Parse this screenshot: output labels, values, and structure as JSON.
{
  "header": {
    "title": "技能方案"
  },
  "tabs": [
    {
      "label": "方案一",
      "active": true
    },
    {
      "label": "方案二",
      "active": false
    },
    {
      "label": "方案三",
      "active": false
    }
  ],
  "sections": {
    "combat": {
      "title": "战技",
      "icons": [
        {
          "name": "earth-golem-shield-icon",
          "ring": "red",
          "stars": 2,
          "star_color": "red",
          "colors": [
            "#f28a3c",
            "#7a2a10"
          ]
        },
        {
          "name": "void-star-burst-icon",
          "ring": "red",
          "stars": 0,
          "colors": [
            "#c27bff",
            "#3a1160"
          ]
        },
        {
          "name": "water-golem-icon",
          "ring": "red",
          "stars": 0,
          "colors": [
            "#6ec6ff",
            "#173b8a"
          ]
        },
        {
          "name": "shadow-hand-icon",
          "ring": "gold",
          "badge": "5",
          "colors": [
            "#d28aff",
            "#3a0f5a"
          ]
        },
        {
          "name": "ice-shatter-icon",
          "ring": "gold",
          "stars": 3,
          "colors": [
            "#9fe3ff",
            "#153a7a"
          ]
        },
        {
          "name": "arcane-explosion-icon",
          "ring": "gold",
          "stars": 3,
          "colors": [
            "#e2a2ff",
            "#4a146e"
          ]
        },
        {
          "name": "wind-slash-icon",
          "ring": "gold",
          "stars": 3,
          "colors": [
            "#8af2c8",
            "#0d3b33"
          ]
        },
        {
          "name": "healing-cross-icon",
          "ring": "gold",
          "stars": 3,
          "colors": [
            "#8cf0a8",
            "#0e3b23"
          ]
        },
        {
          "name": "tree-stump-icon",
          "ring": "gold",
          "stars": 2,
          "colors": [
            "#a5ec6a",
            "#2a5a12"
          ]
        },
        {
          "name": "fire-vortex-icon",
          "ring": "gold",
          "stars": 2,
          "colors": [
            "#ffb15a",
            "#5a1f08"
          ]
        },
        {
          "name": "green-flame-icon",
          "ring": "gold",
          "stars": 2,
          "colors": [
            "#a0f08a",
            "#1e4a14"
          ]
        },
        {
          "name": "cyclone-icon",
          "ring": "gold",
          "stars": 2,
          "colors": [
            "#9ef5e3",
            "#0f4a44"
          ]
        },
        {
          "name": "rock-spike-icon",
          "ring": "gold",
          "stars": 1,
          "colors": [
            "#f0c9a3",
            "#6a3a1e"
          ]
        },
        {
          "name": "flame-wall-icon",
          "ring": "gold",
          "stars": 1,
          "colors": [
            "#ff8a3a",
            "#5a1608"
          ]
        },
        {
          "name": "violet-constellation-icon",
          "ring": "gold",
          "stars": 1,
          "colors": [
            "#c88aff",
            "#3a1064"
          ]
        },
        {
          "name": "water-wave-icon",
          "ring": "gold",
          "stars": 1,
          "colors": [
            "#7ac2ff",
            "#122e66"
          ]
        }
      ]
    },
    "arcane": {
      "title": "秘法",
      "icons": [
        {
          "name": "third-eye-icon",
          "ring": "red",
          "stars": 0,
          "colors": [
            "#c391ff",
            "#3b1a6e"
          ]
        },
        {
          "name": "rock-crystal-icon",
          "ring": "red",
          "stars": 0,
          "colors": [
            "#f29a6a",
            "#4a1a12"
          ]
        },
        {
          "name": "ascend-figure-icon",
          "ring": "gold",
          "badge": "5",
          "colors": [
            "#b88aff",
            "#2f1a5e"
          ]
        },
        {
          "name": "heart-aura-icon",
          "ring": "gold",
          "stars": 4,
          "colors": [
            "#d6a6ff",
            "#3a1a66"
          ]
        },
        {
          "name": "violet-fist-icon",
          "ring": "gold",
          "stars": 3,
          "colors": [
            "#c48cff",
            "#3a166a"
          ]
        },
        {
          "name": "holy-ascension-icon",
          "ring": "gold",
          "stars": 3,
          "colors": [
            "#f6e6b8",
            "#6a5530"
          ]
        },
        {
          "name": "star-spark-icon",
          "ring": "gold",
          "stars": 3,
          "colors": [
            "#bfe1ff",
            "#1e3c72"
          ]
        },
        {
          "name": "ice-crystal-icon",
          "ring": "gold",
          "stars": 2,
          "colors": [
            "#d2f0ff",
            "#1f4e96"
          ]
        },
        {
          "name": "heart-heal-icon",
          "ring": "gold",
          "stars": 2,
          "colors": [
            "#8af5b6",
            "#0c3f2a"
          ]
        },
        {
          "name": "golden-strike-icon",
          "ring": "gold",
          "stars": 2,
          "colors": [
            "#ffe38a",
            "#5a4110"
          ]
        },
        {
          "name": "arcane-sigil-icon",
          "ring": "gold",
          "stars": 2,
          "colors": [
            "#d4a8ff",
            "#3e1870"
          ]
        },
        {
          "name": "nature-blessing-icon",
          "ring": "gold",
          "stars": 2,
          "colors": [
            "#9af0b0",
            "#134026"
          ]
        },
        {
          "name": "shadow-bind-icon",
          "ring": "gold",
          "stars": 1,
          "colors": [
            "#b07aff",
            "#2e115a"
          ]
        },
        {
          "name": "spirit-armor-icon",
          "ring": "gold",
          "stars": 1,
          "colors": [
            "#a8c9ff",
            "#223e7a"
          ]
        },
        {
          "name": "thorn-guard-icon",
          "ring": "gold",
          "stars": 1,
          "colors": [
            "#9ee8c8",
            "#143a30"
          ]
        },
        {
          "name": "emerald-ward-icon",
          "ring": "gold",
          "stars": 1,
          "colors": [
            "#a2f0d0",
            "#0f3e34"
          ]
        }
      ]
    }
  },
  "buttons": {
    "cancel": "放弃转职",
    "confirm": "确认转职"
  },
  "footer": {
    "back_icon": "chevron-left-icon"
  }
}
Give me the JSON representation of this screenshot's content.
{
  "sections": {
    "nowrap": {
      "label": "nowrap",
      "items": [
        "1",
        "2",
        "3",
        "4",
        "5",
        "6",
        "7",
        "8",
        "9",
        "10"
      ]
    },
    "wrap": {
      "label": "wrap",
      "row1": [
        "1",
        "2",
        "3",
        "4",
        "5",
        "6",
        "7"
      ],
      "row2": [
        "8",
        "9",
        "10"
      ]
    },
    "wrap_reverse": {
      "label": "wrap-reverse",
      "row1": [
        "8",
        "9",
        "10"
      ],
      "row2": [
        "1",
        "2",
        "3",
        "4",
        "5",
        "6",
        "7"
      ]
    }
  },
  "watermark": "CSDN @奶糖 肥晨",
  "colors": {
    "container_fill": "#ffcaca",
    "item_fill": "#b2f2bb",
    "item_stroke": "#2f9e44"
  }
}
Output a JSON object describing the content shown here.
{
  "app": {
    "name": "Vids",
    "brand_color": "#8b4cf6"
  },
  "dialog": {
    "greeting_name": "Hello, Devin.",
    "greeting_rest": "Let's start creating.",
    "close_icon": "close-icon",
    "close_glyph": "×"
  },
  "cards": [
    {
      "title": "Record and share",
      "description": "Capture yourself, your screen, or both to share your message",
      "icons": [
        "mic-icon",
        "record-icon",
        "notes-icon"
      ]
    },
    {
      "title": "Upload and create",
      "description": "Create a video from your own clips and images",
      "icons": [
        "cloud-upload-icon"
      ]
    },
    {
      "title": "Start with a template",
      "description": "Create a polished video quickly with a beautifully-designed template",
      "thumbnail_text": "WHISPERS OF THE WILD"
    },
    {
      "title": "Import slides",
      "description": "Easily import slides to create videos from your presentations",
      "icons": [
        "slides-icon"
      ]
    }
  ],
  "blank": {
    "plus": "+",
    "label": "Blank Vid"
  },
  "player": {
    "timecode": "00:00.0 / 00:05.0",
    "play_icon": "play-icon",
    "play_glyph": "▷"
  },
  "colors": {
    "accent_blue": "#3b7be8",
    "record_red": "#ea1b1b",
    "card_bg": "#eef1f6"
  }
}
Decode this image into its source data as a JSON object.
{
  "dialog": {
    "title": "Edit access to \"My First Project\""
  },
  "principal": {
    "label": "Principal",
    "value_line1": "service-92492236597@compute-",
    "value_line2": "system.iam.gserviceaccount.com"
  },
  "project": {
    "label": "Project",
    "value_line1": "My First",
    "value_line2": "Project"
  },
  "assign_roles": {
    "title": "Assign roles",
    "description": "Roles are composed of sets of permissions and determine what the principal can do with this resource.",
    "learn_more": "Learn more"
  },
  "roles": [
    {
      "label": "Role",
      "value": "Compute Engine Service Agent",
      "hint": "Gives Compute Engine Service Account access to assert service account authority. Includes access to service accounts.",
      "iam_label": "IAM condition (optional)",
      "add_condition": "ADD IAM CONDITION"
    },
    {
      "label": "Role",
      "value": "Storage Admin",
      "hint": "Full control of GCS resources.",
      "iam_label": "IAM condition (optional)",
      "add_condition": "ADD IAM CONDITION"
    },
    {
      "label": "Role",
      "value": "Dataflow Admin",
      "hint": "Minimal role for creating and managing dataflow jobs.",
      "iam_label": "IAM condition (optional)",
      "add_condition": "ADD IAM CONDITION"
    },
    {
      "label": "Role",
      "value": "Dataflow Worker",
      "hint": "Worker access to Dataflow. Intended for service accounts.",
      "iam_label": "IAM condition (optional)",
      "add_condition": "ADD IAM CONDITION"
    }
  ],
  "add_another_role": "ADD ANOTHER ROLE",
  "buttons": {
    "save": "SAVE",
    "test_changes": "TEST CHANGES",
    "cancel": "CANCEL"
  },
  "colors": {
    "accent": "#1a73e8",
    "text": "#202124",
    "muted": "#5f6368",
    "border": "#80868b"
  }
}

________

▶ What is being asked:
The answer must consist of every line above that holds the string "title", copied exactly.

▶ Solution to the problem:
    "title": "技能方案"
      "title": "战技",
      "title": "秘法",
      "title": "Record and share",
      "title": "Upload and create",
      "title": "Start with a template",
      "title": "Import slides",
    "title": "Edit access to \"My First Project\""
    "title": "Assign roles",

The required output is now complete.